## BRIEF
Beneath this task are records; state how many of their lines hold the word "ticket", and nothing else.

## RECORDED INFORMATION
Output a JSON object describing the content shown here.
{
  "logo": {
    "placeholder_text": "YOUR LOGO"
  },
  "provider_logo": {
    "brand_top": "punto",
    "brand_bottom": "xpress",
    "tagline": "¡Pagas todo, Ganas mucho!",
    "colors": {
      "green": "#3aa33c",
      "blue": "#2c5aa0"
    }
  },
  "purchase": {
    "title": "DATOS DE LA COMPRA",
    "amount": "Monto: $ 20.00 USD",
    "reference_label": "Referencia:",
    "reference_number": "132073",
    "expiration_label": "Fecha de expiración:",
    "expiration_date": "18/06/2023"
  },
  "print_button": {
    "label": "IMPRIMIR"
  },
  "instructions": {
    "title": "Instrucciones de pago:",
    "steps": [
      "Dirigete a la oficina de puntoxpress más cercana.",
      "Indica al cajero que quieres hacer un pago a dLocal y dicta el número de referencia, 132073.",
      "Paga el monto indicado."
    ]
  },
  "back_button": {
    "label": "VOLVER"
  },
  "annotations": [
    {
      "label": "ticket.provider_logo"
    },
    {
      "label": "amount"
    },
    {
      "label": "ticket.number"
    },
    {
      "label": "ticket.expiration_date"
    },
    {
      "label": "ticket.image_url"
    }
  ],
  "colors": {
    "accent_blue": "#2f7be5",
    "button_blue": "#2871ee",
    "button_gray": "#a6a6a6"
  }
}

## REPLY
4